» **EXERCISE PROMPT**: Examine the entries and show every line in which the word "data" is found.

» **PROVIDED MATERIAL**:

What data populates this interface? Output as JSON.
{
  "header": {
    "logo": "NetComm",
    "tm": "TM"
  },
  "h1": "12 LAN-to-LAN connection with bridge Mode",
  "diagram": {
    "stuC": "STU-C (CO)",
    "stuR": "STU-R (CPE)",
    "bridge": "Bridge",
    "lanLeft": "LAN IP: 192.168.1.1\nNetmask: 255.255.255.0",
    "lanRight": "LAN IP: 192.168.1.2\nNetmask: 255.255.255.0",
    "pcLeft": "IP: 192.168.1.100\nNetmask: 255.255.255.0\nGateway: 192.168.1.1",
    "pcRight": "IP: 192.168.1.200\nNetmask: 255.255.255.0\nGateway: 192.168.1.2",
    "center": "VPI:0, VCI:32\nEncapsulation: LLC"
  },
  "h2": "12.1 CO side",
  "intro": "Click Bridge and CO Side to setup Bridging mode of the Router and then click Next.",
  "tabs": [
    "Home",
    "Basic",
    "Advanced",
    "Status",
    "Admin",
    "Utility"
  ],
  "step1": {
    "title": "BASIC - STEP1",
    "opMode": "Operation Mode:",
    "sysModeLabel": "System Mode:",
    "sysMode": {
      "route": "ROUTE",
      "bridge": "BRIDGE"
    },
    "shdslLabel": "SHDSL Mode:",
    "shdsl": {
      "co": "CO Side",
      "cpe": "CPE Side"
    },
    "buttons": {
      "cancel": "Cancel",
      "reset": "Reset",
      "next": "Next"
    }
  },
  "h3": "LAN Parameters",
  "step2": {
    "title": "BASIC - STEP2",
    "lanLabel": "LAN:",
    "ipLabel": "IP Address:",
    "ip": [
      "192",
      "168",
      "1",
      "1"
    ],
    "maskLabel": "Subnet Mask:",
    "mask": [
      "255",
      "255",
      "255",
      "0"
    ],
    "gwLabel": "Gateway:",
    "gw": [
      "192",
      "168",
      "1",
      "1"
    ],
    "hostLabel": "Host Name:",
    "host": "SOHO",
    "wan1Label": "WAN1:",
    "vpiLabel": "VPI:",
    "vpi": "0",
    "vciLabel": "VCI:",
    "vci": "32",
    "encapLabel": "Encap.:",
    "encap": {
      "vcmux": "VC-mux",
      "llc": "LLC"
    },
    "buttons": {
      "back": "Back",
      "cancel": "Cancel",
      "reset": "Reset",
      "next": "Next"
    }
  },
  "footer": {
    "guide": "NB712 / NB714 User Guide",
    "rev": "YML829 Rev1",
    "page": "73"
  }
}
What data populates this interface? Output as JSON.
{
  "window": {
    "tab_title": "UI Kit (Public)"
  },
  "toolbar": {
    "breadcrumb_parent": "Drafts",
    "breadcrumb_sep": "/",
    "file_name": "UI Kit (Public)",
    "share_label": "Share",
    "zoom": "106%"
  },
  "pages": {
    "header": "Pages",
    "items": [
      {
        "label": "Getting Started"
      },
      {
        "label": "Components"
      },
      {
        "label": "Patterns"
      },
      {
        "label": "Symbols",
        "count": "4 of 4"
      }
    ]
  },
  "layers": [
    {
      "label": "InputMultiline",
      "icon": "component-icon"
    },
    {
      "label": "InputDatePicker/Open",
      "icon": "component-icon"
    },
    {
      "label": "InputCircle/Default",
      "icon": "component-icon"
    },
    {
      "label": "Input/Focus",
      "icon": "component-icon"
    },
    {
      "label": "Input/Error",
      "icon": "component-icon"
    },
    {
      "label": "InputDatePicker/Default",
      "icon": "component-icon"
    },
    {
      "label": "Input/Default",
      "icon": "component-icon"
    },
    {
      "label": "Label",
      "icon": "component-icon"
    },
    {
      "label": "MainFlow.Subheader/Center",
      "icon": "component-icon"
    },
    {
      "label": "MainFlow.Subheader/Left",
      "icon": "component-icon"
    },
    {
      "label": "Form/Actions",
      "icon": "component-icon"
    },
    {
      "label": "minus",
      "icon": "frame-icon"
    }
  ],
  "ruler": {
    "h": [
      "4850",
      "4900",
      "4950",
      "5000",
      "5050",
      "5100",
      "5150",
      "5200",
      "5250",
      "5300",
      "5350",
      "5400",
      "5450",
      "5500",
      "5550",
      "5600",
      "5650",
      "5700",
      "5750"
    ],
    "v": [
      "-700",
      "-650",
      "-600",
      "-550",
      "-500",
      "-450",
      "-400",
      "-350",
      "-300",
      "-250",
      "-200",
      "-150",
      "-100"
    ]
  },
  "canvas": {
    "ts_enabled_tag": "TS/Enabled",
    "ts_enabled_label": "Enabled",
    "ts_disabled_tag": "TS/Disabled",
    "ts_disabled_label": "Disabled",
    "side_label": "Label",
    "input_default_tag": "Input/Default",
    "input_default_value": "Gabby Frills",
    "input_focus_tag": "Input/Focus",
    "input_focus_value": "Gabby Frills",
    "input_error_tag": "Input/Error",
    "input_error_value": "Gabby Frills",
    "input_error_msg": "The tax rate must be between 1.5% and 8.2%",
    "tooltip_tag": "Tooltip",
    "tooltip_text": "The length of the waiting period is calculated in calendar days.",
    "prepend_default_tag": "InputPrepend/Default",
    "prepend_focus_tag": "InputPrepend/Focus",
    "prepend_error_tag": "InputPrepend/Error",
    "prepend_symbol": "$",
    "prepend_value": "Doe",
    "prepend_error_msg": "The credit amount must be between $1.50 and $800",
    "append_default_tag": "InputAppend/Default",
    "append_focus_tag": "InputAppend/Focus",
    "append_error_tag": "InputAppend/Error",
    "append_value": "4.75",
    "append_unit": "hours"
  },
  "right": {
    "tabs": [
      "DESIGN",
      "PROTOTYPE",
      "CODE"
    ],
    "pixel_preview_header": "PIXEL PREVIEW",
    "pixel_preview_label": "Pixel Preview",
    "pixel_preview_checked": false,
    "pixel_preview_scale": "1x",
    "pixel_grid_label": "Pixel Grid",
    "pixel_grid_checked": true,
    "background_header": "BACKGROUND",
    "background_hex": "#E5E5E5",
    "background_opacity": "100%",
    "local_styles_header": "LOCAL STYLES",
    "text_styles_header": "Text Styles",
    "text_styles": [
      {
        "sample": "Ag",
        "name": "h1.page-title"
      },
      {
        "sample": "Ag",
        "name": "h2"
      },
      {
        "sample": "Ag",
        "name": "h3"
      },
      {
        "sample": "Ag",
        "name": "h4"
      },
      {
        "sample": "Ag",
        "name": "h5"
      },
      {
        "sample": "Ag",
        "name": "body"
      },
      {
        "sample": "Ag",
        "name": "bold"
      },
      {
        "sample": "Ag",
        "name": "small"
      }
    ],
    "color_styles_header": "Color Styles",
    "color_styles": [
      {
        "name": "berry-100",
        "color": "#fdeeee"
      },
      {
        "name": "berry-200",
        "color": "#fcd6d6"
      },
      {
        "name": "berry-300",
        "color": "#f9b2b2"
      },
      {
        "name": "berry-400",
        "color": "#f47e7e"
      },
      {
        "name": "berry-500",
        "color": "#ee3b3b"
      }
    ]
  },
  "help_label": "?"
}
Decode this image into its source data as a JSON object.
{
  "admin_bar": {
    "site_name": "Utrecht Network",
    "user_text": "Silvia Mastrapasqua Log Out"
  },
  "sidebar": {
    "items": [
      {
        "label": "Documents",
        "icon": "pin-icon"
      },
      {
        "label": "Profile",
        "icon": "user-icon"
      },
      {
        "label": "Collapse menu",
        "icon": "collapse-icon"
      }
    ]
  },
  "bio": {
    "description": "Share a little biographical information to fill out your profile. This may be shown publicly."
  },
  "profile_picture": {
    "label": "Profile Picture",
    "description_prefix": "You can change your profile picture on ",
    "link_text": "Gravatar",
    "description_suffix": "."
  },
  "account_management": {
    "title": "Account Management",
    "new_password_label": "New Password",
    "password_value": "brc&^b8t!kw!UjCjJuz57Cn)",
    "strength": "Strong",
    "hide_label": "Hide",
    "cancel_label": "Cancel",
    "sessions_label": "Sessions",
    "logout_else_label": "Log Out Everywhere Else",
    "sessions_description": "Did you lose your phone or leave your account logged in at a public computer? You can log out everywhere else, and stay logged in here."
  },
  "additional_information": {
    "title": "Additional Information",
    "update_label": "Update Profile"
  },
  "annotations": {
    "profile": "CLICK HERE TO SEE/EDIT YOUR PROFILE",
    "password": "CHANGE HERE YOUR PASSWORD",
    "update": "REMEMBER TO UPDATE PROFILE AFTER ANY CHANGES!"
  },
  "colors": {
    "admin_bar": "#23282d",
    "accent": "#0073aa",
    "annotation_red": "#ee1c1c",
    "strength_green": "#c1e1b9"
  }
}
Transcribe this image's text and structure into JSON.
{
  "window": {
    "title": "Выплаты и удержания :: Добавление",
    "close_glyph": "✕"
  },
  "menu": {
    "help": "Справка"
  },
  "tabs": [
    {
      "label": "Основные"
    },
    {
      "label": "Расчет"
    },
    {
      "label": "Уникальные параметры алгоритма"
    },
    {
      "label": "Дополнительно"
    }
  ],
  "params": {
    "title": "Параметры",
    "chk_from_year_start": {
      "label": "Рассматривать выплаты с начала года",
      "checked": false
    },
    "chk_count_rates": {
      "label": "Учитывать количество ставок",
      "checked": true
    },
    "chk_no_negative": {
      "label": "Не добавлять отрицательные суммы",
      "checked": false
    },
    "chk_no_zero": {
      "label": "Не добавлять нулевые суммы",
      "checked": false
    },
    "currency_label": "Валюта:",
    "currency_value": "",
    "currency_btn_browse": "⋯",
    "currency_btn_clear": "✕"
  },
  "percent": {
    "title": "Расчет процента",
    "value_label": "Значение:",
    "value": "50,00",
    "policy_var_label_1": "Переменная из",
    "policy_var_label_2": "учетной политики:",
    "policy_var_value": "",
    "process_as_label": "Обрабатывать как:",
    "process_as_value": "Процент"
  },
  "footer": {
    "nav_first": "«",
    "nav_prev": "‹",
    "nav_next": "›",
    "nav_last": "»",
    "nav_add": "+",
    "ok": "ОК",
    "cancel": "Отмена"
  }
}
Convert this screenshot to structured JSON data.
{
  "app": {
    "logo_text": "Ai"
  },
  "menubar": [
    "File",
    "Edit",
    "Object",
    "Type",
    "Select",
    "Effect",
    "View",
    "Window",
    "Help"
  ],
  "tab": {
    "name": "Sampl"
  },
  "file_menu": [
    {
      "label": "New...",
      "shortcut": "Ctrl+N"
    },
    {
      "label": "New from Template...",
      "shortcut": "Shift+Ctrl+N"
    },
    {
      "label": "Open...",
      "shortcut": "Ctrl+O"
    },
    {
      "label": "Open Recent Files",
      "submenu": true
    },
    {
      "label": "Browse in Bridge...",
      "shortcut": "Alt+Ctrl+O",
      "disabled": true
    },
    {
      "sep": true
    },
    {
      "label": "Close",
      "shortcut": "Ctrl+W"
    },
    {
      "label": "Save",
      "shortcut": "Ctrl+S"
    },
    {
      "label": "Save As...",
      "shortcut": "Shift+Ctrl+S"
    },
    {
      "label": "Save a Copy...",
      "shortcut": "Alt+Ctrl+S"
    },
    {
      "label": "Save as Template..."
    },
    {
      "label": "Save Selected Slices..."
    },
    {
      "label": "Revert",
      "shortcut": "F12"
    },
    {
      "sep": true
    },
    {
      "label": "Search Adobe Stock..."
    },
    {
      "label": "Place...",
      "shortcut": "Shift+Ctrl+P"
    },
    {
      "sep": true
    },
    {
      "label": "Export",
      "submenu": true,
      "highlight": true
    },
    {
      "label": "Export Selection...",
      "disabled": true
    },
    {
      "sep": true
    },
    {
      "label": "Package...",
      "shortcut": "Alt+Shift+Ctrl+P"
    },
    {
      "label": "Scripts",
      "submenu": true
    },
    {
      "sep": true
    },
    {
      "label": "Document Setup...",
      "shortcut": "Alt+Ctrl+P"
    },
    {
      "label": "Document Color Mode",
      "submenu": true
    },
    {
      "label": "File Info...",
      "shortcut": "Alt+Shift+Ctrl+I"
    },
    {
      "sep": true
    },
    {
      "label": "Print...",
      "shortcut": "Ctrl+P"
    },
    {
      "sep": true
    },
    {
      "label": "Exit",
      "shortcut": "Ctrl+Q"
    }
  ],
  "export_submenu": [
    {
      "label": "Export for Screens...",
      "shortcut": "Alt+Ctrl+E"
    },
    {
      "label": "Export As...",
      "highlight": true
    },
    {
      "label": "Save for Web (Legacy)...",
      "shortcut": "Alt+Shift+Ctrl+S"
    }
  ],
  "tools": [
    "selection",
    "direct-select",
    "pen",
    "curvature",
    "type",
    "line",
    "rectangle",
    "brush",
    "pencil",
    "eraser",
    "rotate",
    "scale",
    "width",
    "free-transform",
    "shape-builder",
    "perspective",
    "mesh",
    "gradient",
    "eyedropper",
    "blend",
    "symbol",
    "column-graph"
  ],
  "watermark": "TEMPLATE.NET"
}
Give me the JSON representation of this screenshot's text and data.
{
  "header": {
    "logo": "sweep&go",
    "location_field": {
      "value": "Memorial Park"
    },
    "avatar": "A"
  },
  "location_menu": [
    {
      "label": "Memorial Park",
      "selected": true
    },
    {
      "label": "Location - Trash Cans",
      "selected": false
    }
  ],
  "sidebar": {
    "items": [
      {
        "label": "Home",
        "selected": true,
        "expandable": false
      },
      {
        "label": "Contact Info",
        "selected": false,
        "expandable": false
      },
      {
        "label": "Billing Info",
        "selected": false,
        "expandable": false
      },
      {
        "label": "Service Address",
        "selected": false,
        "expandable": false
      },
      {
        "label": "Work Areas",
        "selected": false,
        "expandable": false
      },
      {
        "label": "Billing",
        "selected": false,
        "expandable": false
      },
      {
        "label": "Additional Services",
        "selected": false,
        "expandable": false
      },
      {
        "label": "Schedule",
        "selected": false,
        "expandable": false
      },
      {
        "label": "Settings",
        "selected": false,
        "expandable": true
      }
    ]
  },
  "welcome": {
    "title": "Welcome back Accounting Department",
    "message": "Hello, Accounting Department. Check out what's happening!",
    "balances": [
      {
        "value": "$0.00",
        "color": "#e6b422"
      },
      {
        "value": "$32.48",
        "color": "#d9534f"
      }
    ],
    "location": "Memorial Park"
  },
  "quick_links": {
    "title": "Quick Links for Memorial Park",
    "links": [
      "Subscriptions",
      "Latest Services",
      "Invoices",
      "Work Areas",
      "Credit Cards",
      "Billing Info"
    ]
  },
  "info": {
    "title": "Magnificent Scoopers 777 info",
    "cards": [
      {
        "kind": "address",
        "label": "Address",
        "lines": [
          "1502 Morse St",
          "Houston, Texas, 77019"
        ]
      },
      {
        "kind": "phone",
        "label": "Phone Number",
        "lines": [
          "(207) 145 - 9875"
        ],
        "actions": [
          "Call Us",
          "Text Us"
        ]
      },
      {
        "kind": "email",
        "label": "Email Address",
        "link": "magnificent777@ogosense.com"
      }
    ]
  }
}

» **ANSWER**:
What data populates this interface? Output as JSON.
What data populates this interface? Output as JSON.
Decode this image into its source data as a JSON object.
Convert this screenshot to structured JSON data.
Give me the JSON representation of this screenshot's text and data.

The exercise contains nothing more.